Printemps, symphonic suite for chorus, piano & orchestra, L. 61
1. Tres Modere
One of Debussy‘s assignments as a Prix de Rome scholar at the Villa Medici in 1887 was to send back to the Fine Arts Academy in France an orchestral score so his benefactors could judge his professional progress. All Debussy managed to turn in was a piano duet called Printemps, or “Spring”; he claimed that the full score, complete with humming chorus, had been destroyed in a fire. Not until 1913 did he get around to generating an orchestral version, and even then the work was assigned to Henri Büsser who, working from the keyboard original, had no access to any original choral material.
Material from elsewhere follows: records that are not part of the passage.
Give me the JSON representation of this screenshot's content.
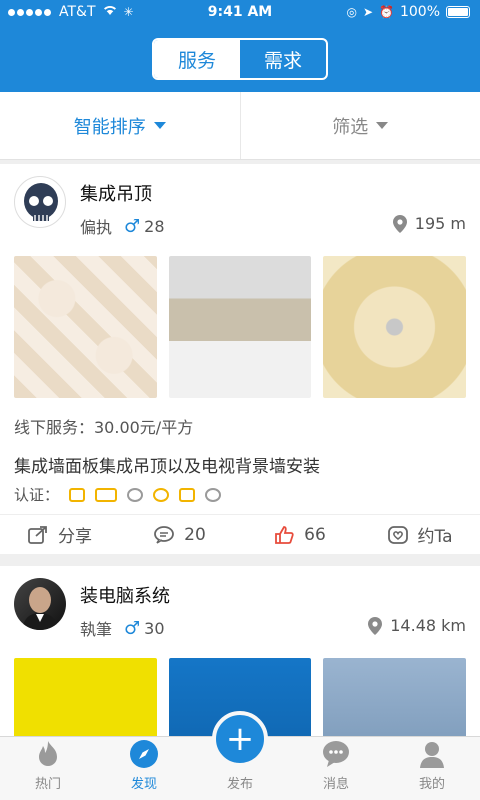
{
  "status_bar": {
    "carrier": "AT&T",
    "time": "9:41 AM",
    "battery": "100%"
  },
  "segment": {
    "left": "服务",
    "right": "需求"
  },
  "sortbar": {
    "sort": "智能排序",
    "filter": "筛选"
  },
  "cards": [
    {
      "title": "集成吊顶",
      "user": "偏执",
      "age": "28",
      "distance": "195 m",
      "price": "线下服务：30.00元/平方",
      "desc": "集成墙面板集成吊顶以及电视背景墙安装",
      "cert_label": "认证：",
      "share": "分享",
      "comments": "20",
      "likes": "66",
      "date": "约Ta"
    },
    {
      "title": "装电脑系统",
      "user": "執筆",
      "age": "30",
      "distance": "14.48 km"
    }
  ],
  "tabs": [
    {
      "label": "热门"
    },
    {
      "label": "发现"
    },
    {
      "label": "发布"
    },
    {
      "label": "消息"
    },
    {
      "label": "我的"
    }
  ],
  "colors": {
    "brand": "#1e88d9",
    "like": "#e74c3c",
    "badge": "#f2b400"
  },
  "icons": [
    "signal-dots",
    "wifi-icon",
    "location-arrow",
    "alarm-icon",
    "battery-icon",
    "map-pin-icon",
    "share-icon",
    "comment-icon",
    "like-icon",
    "heart-message-icon",
    "fire-icon",
    "compass-icon",
    "plus-icon",
    "chat-icon",
    "person-icon"
  ]
}
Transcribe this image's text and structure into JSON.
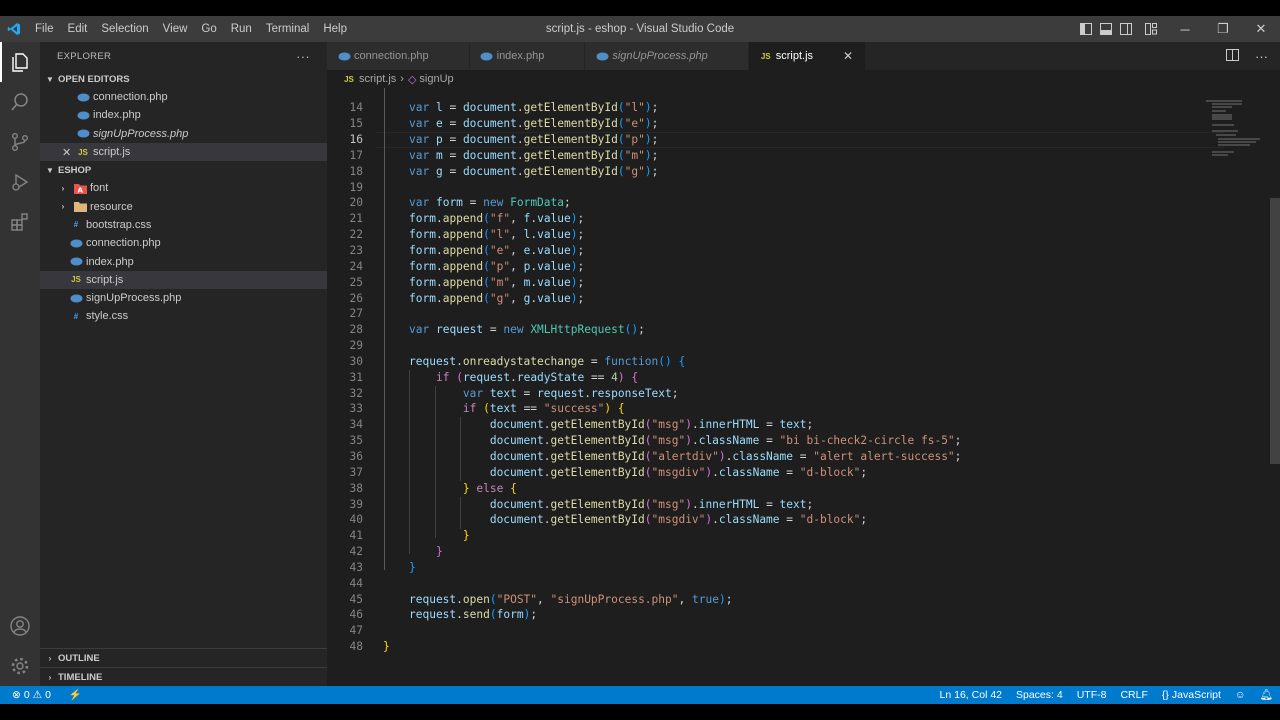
{
  "window": {
    "title": "script.js - eshop - Visual Studio Code",
    "menu": [
      "File",
      "Edit",
      "Selection",
      "View",
      "Go",
      "Run",
      "Terminal",
      "Help"
    ],
    "controls": {
      "minimize": "─",
      "maximize": "❐",
      "close": "✕"
    }
  },
  "activity_bar": {
    "items": [
      "files-icon",
      "search-icon",
      "source-control-icon",
      "run-debug-icon",
      "extensions-icon"
    ],
    "bottom": [
      "account-icon",
      "settings-gear-icon"
    ]
  },
  "sidebar": {
    "header": "EXPLORER",
    "more": "···",
    "open_editors": {
      "title": "OPEN EDITORS",
      "items": [
        {
          "name": "connection.php",
          "italic": false
        },
        {
          "name": "index.php",
          "italic": false
        },
        {
          "name": "signUpProcess.php",
          "italic": true
        },
        {
          "name": "script.js",
          "italic": false,
          "close": "✕"
        }
      ]
    },
    "workspace": {
      "title": "ESHOP",
      "folders": [
        "font",
        "resource"
      ],
      "files": [
        "bootstrap.css",
        "connection.php",
        "index.php",
        "script.js",
        "signUpProcess.php",
        "style.css"
      ]
    },
    "outline": "OUTLINE",
    "timeline": "TIMELINE"
  },
  "tabs": [
    {
      "name": "connection.php",
      "italic": false
    },
    {
      "name": "index.php",
      "italic": false
    },
    {
      "name": "signUpProcess.php",
      "italic": true
    },
    {
      "name": "script.js",
      "italic": false,
      "close": "✕"
    }
  ],
  "breadcrumb": {
    "file": "script.js",
    "symbol": "signUp"
  },
  "editor": {
    "first_line": 14,
    "current_line": 16,
    "line_numbers": [
      "14",
      "15",
      "16",
      "17",
      "18",
      "19",
      "20",
      "21",
      "22",
      "23",
      "24",
      "25",
      "26",
      "27",
      "28",
      "29",
      "30",
      "31",
      "32",
      "33",
      "34",
      "35",
      "36",
      "37",
      "38",
      "39",
      "40",
      "41",
      "42",
      "43",
      "44",
      "45",
      "46",
      "47",
      "48"
    ]
  },
  "statusbar": {
    "errors": "0",
    "warnings": "0",
    "position": "Ln 16, Col 42",
    "spaces": "Spaces: 4",
    "encoding": "UTF-8",
    "eol": "CRLF",
    "language": "JavaScript"
  },
  "colors": {
    "statusbar": "#007acc",
    "activitybar": "#333333",
    "sidebar": "#252526",
    "editor": "#1e1e1e"
  }
}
In a nod to the music’s origins, Büsser included a prominent but not quite concertante keyboard part in the finished score.
The Academy committee found the piece to be excessively progressive, which in the late 1880s meant little more than Wagnerian in its chromaticism. (The committee’s condemnation includes the first recorded application of the term “Impressionism” to Debussy‘s music.) Only in the orchestration did the music begin to sound like mature, Impressionistic Debussy, that effect achieved through timbre rather than harmony. The composer said he intended to compose a work “of a particular color, covering as wide a range of sensations as possible.” Actually, in terms of sensations, Printemps is limited to two: yearning, giving way to relaxed happiness. Debussydescribed the music’s program as “the slow, laborious birth of beings and things in nature, and then their blossoming outward and upward, and finally a burst of joy at being reborn to new life.” Consequently, the piece falls into two movements, both at moderate tempo, and neither employ particularly straightforward or memorable melodic material; the emphasis is entirely on mood.